Major Vyvyan Adams

This question is very important to some of us who cannot be here frequently nowadays. May I be informed whether it is in order for a Member who was present at a Secret Session to discuss what has passed with a Member who was not present? As far as I recollect, Sir, you gave a further Ruling on that occasion that it was in order for a Member of this House to discuss with a Member of the other House what had passed during a Secret Session of the House of Commons. That being so, I should have thought that there was certainly Privilege existing in a Member who had been present to reveal privately to another Member who had not been present what had passed in the course of a Secret Session.

Mr. Speaker

The Member has a right to be present, but he does not exercise that right, and is not present. The hon. and gallant Member asks me whether an hon. Member who was present could discuss what took place with another Member who was not present. I said that I thought that the fewer loopholes there were for making a Secret Session not secret, the better. Personally, I should say that it would be much better that we should not discuss what took place at a Secret Session with anyone who was not present, although he might be, a Member of this House.

The Lord Privy Seal (Mr. Attlee)

I understood, from our former discussions on this subject, that the essential point was to keep these matters secret to Members of this House, as against members of the general public, and that they were not secret between Members of the House, provided that they took all precautions to ensure that no one else should hear them; because it is impossible at times for Members of the Government to be present, and, for the effect of the Debate to be apprehended by Ministers, and the points raised to be brought before them, it is essential that there should be communication between Ministers on these subjects. I submit, therefore, that, subject to all proper precautions, it should be held that it is open to Members to discuss these matters among themselves, and to tell other Members what has taken place.

Sir A. Southby

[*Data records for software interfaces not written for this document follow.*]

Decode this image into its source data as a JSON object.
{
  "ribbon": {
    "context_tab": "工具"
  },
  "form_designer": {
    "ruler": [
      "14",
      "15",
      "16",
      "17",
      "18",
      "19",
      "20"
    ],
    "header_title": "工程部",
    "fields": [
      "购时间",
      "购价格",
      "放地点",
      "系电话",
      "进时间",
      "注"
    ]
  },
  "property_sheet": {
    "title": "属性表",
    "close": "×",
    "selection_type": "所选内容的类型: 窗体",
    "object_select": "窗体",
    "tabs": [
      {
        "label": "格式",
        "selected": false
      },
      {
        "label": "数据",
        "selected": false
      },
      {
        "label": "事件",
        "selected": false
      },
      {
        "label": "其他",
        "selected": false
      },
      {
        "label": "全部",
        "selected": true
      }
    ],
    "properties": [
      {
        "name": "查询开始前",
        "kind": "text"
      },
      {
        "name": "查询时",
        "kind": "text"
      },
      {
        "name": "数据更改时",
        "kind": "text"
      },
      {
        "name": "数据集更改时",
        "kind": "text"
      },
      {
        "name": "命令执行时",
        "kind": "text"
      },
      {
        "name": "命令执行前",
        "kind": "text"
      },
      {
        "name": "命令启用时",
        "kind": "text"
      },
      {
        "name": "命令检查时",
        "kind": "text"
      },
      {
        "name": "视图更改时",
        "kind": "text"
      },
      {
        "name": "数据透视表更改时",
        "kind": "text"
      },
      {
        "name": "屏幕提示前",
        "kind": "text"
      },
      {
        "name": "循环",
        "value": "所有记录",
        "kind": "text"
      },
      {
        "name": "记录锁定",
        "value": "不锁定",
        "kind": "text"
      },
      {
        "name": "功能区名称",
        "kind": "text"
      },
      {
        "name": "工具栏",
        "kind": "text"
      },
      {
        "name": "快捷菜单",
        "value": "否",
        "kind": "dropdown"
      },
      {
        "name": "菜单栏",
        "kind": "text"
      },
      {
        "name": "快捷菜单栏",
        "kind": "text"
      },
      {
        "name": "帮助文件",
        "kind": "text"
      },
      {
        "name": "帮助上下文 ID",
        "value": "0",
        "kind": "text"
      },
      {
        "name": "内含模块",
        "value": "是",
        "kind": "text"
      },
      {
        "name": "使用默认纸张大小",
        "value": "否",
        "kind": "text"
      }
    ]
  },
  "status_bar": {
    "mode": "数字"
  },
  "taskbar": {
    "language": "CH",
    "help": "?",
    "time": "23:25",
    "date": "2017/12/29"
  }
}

Might I ask my right hon. Friend whether, in view of Mr. Speaker's Ruling, the Government would give consideration to the proposal that there should be a shorthand note taken and kept in secret? A very important point arises. It is essential that absent members of the Government should have an accurate account of what happens in Secret Session, and in no other way can they get it.

Mr. Granville

In view of the fact that we are having a very important Debate, covering a number of subjects and suggestions for the various Service Ministers, will a member of the War Cabinet be here to take an accurate note and to report what has happened to Ministers who may not be present?

Mr. R. C. Morrison

Do all these preliminaries mean that something secret is going to be said in a Secret Session?

Rear-Admiral Beamish

I want to ask this question, Mr. Speaker. I understand that communications should not take place between Members who are present at a Secret Session in the Chamber and those who are not.

Hon. Members


Rear-Admiral Beamish

Is not that your Ruling, Sir, as it stands?

Mr. Speaker

I was asked my opinion on this matter, and I gave it. I understand that it is certainly the wish of the House that Members who have not been present can discuss what took place with Members who have been present. If that is the wish of the House, I have no objection.

Major Adams

This is a different point, Mr. Speaker. Is your earlier Ruling confirmed or cancelled that Members of this House who are present at a Secret Session enjoy the Privilege of discussing that which takes place with Members of another place?

Mr. Speaker

That is enlarging the subject. I think we had better leave it at that.

Mr. Mander

Does not it really follow from what the Lord Privy Seal said just now that, if members of the Government who are in another place are to be informed of what takes place in Secret Session, permission must be granted for communication between Members of this House and Members of another place?

Mr. Speaker

I am quite agreeable that the House should have its own way in this matter.